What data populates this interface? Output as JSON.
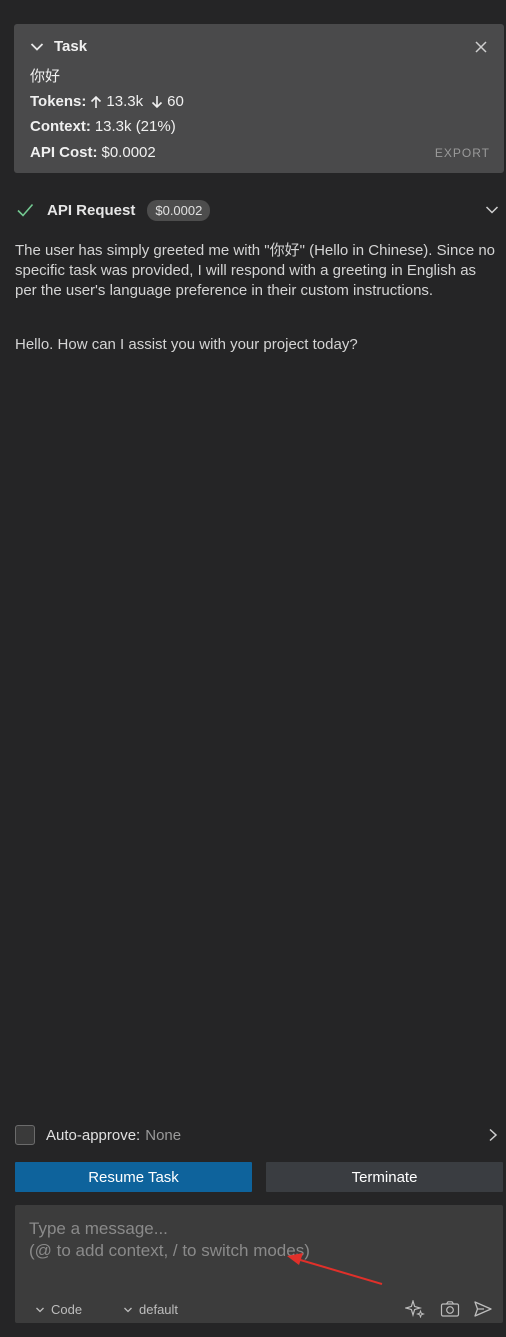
{
  "task": {
    "header_label": "Task",
    "message": "你好",
    "tokens_label": "Tokens:",
    "tokens_up": "13.3k",
    "tokens_down": "60",
    "context_label": "Context:",
    "context_value": "13.3k (21%)",
    "cost_label": "API Cost:",
    "cost_value": "$0.0002",
    "export_label": "EXPORT"
  },
  "api_request": {
    "title": "API Request",
    "cost_badge": "$0.0002",
    "status": "success"
  },
  "messages": [
    "The user has simply greeted me with \"你好\" (Hello in Chinese). Since no specific task was provided, I will respond with a greeting in English as per the user's language preference in their custom instructions.",
    "Hello. How can I assist you with your project today?"
  ],
  "auto_approve": {
    "label": "Auto-approve:",
    "value": "None",
    "checked": false
  },
  "buttons": {
    "resume": "Resume Task",
    "terminate": "Terminate"
  },
  "input": {
    "placeholder": "Type a message...\n(@ to add context, / to switch modes)",
    "mode": "Code",
    "profile": "default"
  },
  "colors": {
    "background": "#252526",
    "card": "#4a4a4b",
    "primary_button": "#0e639c",
    "secondary_button": "#3a3d41",
    "success": "#73c991",
    "annotation_arrow": "#e0302a"
  },
  "icons": {
    "task_chevron": "chevron-down-icon",
    "task_close": "close-icon",
    "check": "check-icon",
    "api_expand": "chevron-down-icon",
    "auto_expand": "chevron-right-icon",
    "sparkle": "sparkle-icon",
    "camera": "camera-icon",
    "send": "send-icon"
  }
}
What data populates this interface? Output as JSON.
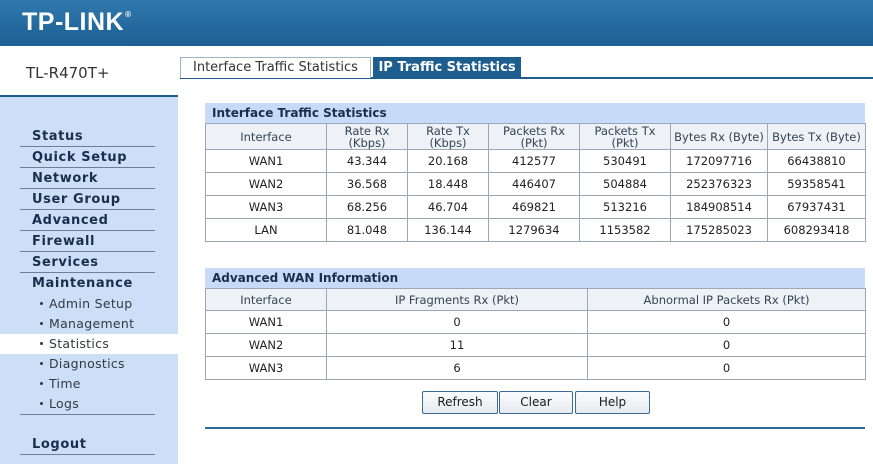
{
  "brand": {
    "logo_text": "TP-LINK",
    "model": "TL-R470T+"
  },
  "menu": {
    "items": [
      "Status",
      "Quick Setup",
      "Network",
      "User Group",
      "Advanced",
      "Firewall",
      "Services",
      "Maintenance"
    ],
    "maintenance_sub": [
      "Admin Setup",
      "Management",
      "Statistics",
      "Diagnostics",
      "Time",
      "Logs"
    ],
    "active_sub": "Statistics",
    "logout": "Logout"
  },
  "tabs": [
    "Interface Traffic Statistics",
    "IP Traffic Statistics"
  ],
  "active_tab": "IP Traffic Statistics",
  "traffic": {
    "title": "Interface Traffic Statistics",
    "headers": [
      [
        "Interface"
      ],
      [
        "Rate Rx",
        "(Kbps)"
      ],
      [
        "Rate Tx",
        "(Kbps)"
      ],
      [
        "Packets Rx",
        "(Pkt)"
      ],
      [
        "Packets Tx",
        "(Pkt)"
      ],
      [
        "Bytes Rx (Byte)"
      ],
      [
        "Bytes Tx (Byte)"
      ]
    ],
    "rows": [
      [
        "WAN1",
        "43.344",
        "20.168",
        "412577",
        "530491",
        "172097716",
        "66438810"
      ],
      [
        "WAN2",
        "36.568",
        "18.448",
        "446407",
        "504884",
        "252376323",
        "59358541"
      ],
      [
        "WAN3",
        "68.256",
        "46.704",
        "469821",
        "513216",
        "184908514",
        "67937431"
      ],
      [
        "LAN",
        "81.048",
        "136.144",
        "1279634",
        "1153582",
        "175285023",
        "608293418"
      ]
    ]
  },
  "wan_info": {
    "title": "Advanced WAN Information",
    "headers": [
      "Interface",
      "IP Fragments Rx (Pkt)",
      "Abnormal IP Packets Rx (Pkt)"
    ],
    "rows": [
      [
        "WAN1",
        "0",
        "0"
      ],
      [
        "WAN2",
        "11",
        "0"
      ],
      [
        "WAN3",
        "6",
        "0"
      ]
    ]
  },
  "buttons": {
    "refresh": "Refresh",
    "clear": "Clear",
    "help": "Help"
  },
  "colors": {
    "header_blue": "#1e5e8e",
    "sidebar": "#cddff7",
    "section_head": "#c7daf7"
  }
}
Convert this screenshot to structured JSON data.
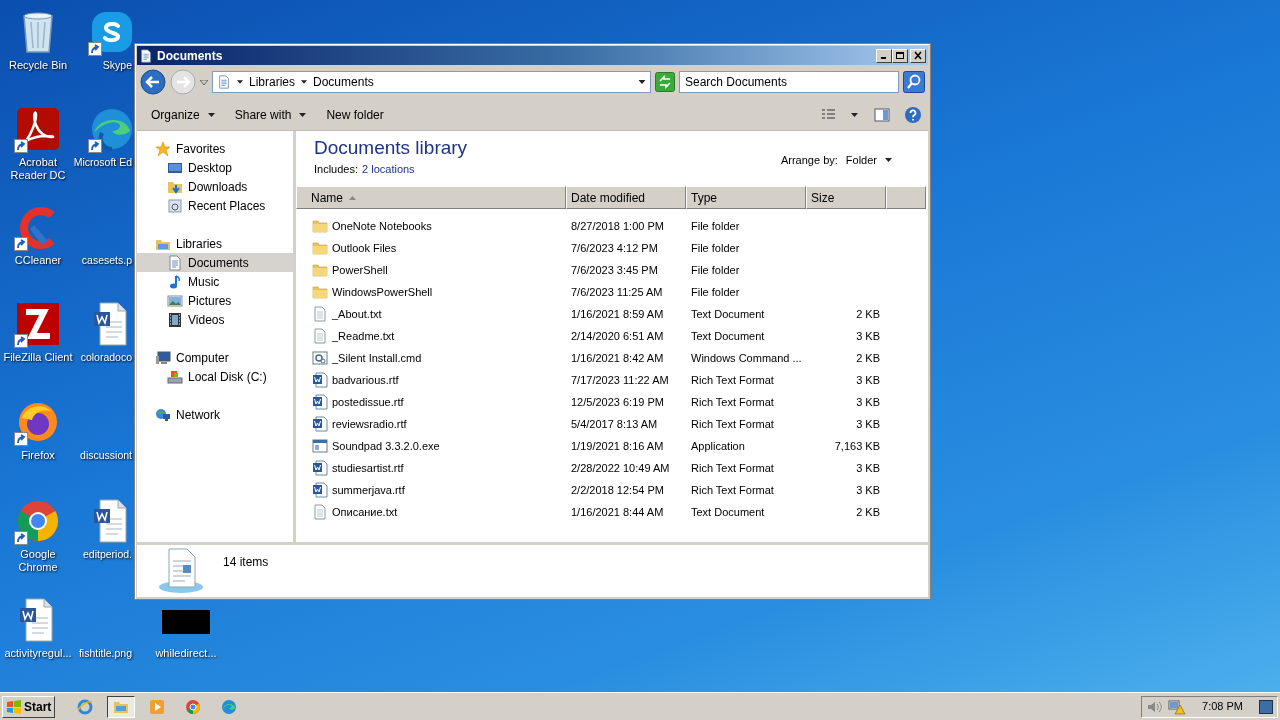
{
  "desktop_columns": [
    [
      {
        "label": "Recycle Bin",
        "kind": "recycle",
        "shortcut": false
      },
      {
        "label": "Acrobat Reader DC",
        "kind": "pdf",
        "shortcut": true
      },
      {
        "label": "CCleaner",
        "kind": "ccleaner",
        "shortcut": true
      },
      {
        "label": "FileZilla Client",
        "kind": "filezilla",
        "shortcut": true
      },
      {
        "label": "Firefox",
        "kind": "firefox",
        "shortcut": true
      },
      {
        "label": "Google Chrome",
        "kind": "chrome",
        "shortcut": true
      },
      {
        "label": "activityregul...",
        "kind": "word",
        "shortcut": false
      }
    ],
    [
      {
        "label": "Skype",
        "kind": "skype",
        "shortcut": true
      },
      {
        "label": "Microsoft Ed",
        "kind": "edge",
        "shortcut": true
      },
      {
        "label": "casesets.p",
        "kind": "none",
        "shortcut": false
      },
      {
        "label": "coloradoco",
        "kind": "word",
        "shortcut": false
      },
      {
        "label": "discussiont",
        "kind": "none",
        "shortcut": false
      },
      {
        "label": "editperiod.",
        "kind": "word",
        "shortcut": false
      },
      {
        "label": "fishtitle.png",
        "kind": "none",
        "shortcut": false
      }
    ],
    [
      {
        "label": "whiledirect...",
        "kind": "black",
        "shortcut": false
      }
    ]
  ],
  "window": {
    "title": "Documents",
    "breadcrumb": [
      "Libraries",
      "Documents"
    ],
    "search": {
      "placeholder": "Search Documents"
    },
    "toolbar": [
      {
        "label": "Organize",
        "dropdown": true
      },
      {
        "label": "Share with",
        "dropdown": true
      },
      {
        "label": "New folder",
        "dropdown": false
      }
    ],
    "sidebar": [
      {
        "label": "Favorites",
        "kind": "star",
        "selected": false,
        "children": [
          {
            "label": "Desktop",
            "kind": "desktop",
            "selected": false
          },
          {
            "label": "Downloads",
            "kind": "download",
            "selected": false
          },
          {
            "label": "Recent Places",
            "kind": "recent",
            "selected": false
          }
        ]
      },
      {
        "label": "Libraries",
        "kind": "library",
        "selected": false,
        "children": [
          {
            "label": "Documents",
            "kind": "document",
            "selected": true
          },
          {
            "label": "Music",
            "kind": "music",
            "selected": false
          },
          {
            "label": "Pictures",
            "kind": "pictures",
            "selected": false
          },
          {
            "label": "Videos",
            "kind": "videos",
            "selected": false
          }
        ]
      },
      {
        "label": "Computer",
        "kind": "computer",
        "selected": false,
        "children": [
          {
            "label": "Local Disk (C:)",
            "kind": "disk",
            "selected": false
          }
        ]
      },
      {
        "label": "Network",
        "kind": "network",
        "selected": false
      }
    ],
    "library": {
      "title": "Documents library",
      "includes": "Includes:",
      "locations": "2 locations",
      "arrange_label": "Arrange by:",
      "arrange_value": "Folder"
    },
    "table": {
      "columns": [
        {
          "label": "Name",
          "sorted": true
        },
        {
          "label": "Date modified",
          "sorted": false
        },
        {
          "label": "Type",
          "sorted": false
        },
        {
          "label": "Size",
          "sorted": false
        }
      ],
      "rows": [
        {
          "name": "OneNote Notebooks",
          "date": "8/27/2018 1:00 PM",
          "type": "File folder",
          "kind": "folder"
        },
        {
          "name": "Outlook Files",
          "date": "7/6/2023 4:12 PM",
          "type": "File folder",
          "kind": "folder"
        },
        {
          "name": "PowerShell",
          "date": "7/6/2023 3:45 PM",
          "type": "File folder",
          "kind": "folder"
        },
        {
          "name": "WindowsPowerShell",
          "date": "7/6/2023 11:25 AM",
          "type": "File folder",
          "kind": "folder"
        },
        {
          "name": "_About.txt",
          "date": "1/16/2021 8:59 AM",
          "type": "Text Document",
          "size": "2 KB",
          "kind": "text"
        },
        {
          "name": "_Readme.txt",
          "date": "2/14/2020 6:51 AM",
          "type": "Text Document",
          "size": "3 KB",
          "kind": "text"
        },
        {
          "name": "_Silent Install.cmd",
          "date": "1/16/2021 8:42 AM",
          "type": "Windows Command ...",
          "size": "2 KB",
          "kind": "cmd"
        },
        {
          "name": "badvarious.rtf",
          "date": "7/17/2023 11:22 AM",
          "type": "Rich Text Format",
          "size": "3 KB",
          "kind": "word"
        },
        {
          "name": "postedissue.rtf",
          "date": "12/5/2023 6:19 PM",
          "type": "Rich Text Format",
          "size": "3 KB",
          "kind": "word"
        },
        {
          "name": "reviewsradio.rtf",
          "date": "5/4/2017 8:13 AM",
          "type": "Rich Text Format",
          "size": "3 KB",
          "kind": "word"
        },
        {
          "name": "Soundpad 3.3.2.0.exe",
          "date": "1/19/2021 8:16 AM",
          "type": "Application",
          "size": "7,163 KB",
          "kind": "app"
        },
        {
          "name": "studiesartist.rtf",
          "date": "2/28/2022 10:49 AM",
          "type": "Rich Text Format",
          "size": "3 KB",
          "kind": "word"
        },
        {
          "name": "summerjava.rtf",
          "date": "2/2/2018 12:54 PM",
          "type": "Rich Text Format",
          "size": "3 KB",
          "kind": "word"
        },
        {
          "name": "Описание.txt",
          "date": "1/16/2021 8:44 AM",
          "type": "Text Document",
          "size": "2 KB",
          "kind": "text"
        }
      ]
    },
    "status_bar": {
      "count": "14 items"
    }
  },
  "taskbar": {
    "start": "Start",
    "apps": [
      {
        "kind": "ie",
        "selected": false
      },
      {
        "kind": "explorer",
        "selected": true
      },
      {
        "kind": "media",
        "selected": false
      },
      {
        "kind": "chrome",
        "selected": false
      },
      {
        "kind": "edge",
        "selected": false
      }
    ],
    "clock": "7:08 PM"
  }
}
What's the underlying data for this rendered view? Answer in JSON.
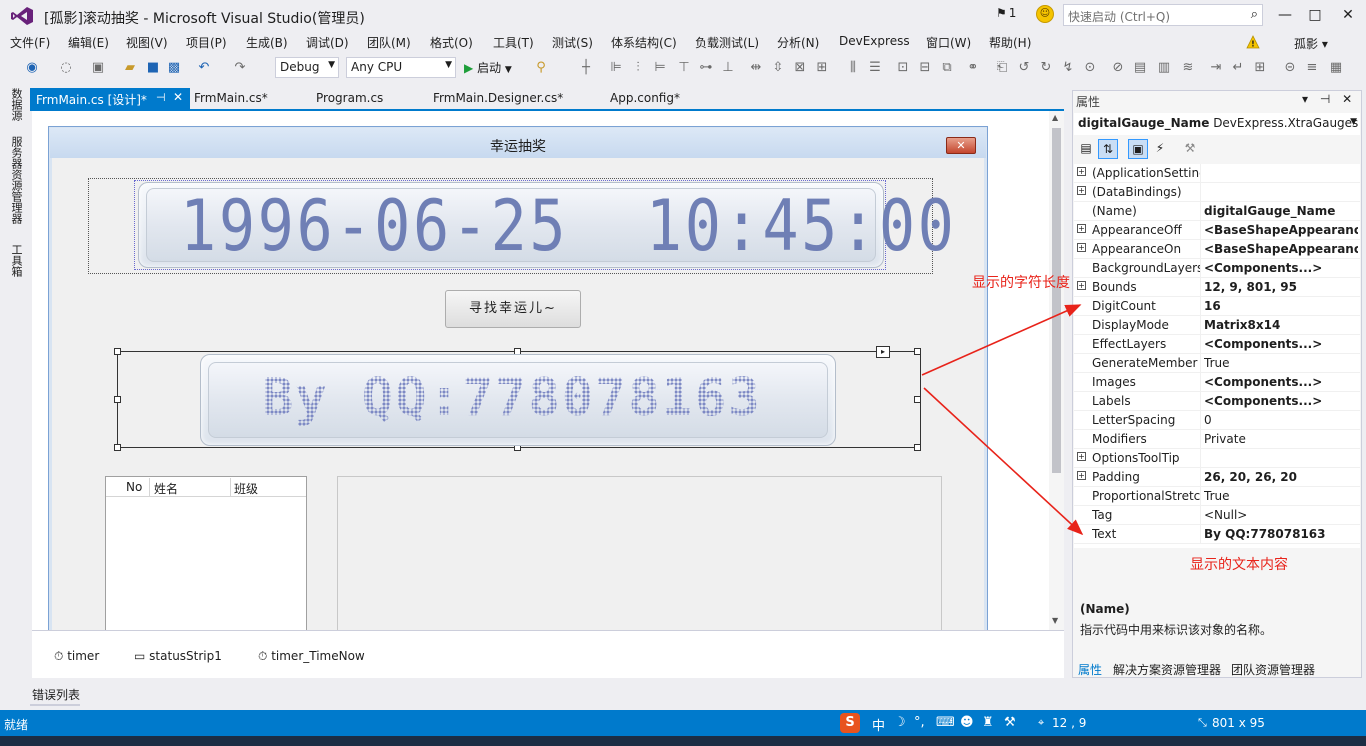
{
  "window": {
    "title": "[孤影]滚动抽奖 - Microsoft Visual Studio(管理员)",
    "notification_count": "1",
    "quick_launch_placeholder": "快速启动 (Ctrl+Q)",
    "min": "—",
    "max": "□",
    "close": "✕"
  },
  "menu": {
    "items": [
      "文件(F)",
      "编辑(E)",
      "视图(V)",
      "项目(P)",
      "生成(B)",
      "调试(D)",
      "团队(M)",
      "格式(O)",
      "工具(T)",
      "测试(S)",
      "体系结构(C)",
      "负载测试(L)",
      "分析(N)",
      "DevExpress",
      "窗口(W)",
      "帮助(H)"
    ],
    "user": "孤影 ▾"
  },
  "toolbar": {
    "config": "Debug",
    "platform": "Any CPU",
    "start": "启动"
  },
  "side_tabs": [
    "数据源",
    "服务器资源管理器",
    "工具箱"
  ],
  "doc_tabs": [
    {
      "label": "FrmMain.cs [设计]*"
    },
    {
      "label": "FrmMain.cs*"
    },
    {
      "label": "Program.cs"
    },
    {
      "label": "FrmMain.Designer.cs*"
    },
    {
      "label": "App.config*"
    }
  ],
  "form": {
    "title": "幸运抽奖",
    "close": "✕",
    "gauge_datetime": "1996-06-25  10:45:00",
    "lucky_button": "寻找幸运儿~",
    "gauge_name_text": "By QQ:778078163",
    "smart_tag": "▸",
    "list_headers": [
      "No",
      "姓名",
      "班级"
    ]
  },
  "tray": [
    {
      "icon": "⏱",
      "label": "timer"
    },
    {
      "icon": "▭",
      "label": "statusStrip1"
    },
    {
      "icon": "⏱",
      "label": "timer_TimeNow"
    }
  ],
  "error_list": "错误列表",
  "properties": {
    "title": "属性",
    "head_btns": "▾ ⊣ ✕",
    "object_name": "digitalGauge_Name",
    "object_type": "DevExpress.XtraGauges",
    "rows": [
      {
        "expand": "+",
        "name": "(ApplicationSetting",
        "value": "",
        "bold": false
      },
      {
        "expand": "+",
        "name": "(DataBindings)",
        "value": "",
        "bold": false
      },
      {
        "expand": "",
        "name": "(Name)",
        "value": "digitalGauge_Name",
        "bold": true
      },
      {
        "expand": "+",
        "name": "AppearanceOff",
        "value": "<BaseShapeAppearance>",
        "bold": true
      },
      {
        "expand": "+",
        "name": "AppearanceOn",
        "value": "<BaseShapeAppearance>",
        "bold": true
      },
      {
        "expand": "",
        "name": "BackgroundLayers",
        "value": "<Components...>",
        "bold": true
      },
      {
        "expand": "+",
        "name": "Bounds",
        "value": "12, 9, 801, 95",
        "bold": true
      },
      {
        "expand": "",
        "name": "DigitCount",
        "value": "16",
        "bold": true
      },
      {
        "expand": "",
        "name": "DisplayMode",
        "value": "Matrix8x14",
        "bold": true
      },
      {
        "expand": "",
        "name": "EffectLayers",
        "value": "<Components...>",
        "bold": true
      },
      {
        "expand": "",
        "name": "GenerateMember",
        "value": "True",
        "bold": false
      },
      {
        "expand": "",
        "name": "Images",
        "value": "<Components...>",
        "bold": true
      },
      {
        "expand": "",
        "name": "Labels",
        "value": "<Components...>",
        "bold": true
      },
      {
        "expand": "",
        "name": "LetterSpacing",
        "value": "0",
        "bold": false
      },
      {
        "expand": "",
        "name": "Modifiers",
        "value": "Private",
        "bold": false
      },
      {
        "expand": "+",
        "name": "OptionsToolTip",
        "value": "",
        "bold": false
      },
      {
        "expand": "+",
        "name": "Padding",
        "value": "26, 20, 26, 20",
        "bold": true
      },
      {
        "expand": "",
        "name": "ProportionalStretc",
        "value": "True",
        "bold": false
      },
      {
        "expand": "",
        "name": "Tag",
        "value": "<Null>",
        "bold": false
      },
      {
        "expand": "",
        "name": "Text",
        "value": "By QQ:778078163",
        "bold": true
      }
    ],
    "desc_name": "(Name)",
    "desc_text": "指示代码中用来标识该对象的名称。",
    "tabs": [
      "属性",
      "解决方案资源管理器",
      "团队资源管理器"
    ]
  },
  "annotations": {
    "digit_count": "显示的字符长度",
    "text": "显示的文本内容"
  },
  "status": {
    "text": "就绪",
    "ime_logo": "S",
    "ime_lang": "中",
    "position": "12 , 9",
    "size": "801 x 95"
  },
  "colors": {
    "accent": "#007ACC",
    "annotation": "#E8231A",
    "gauge_digits": "#6F7FB5"
  }
}
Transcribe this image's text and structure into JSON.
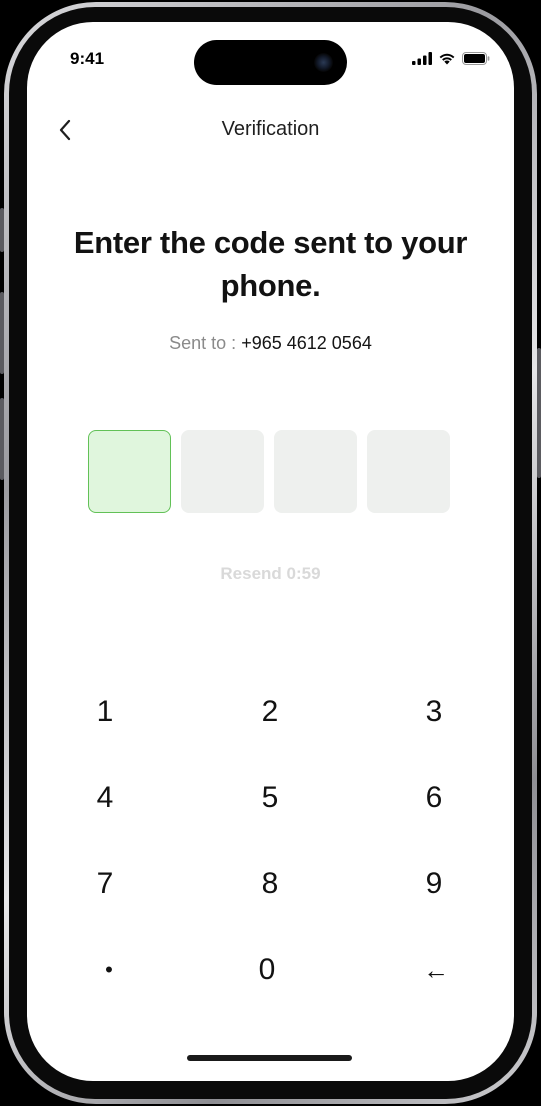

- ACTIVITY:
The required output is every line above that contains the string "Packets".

- FINISHED TASK:
        "Packets Rx",
        "Packets Tx",
      "Abnormal IP Packets Rx (Pkt)"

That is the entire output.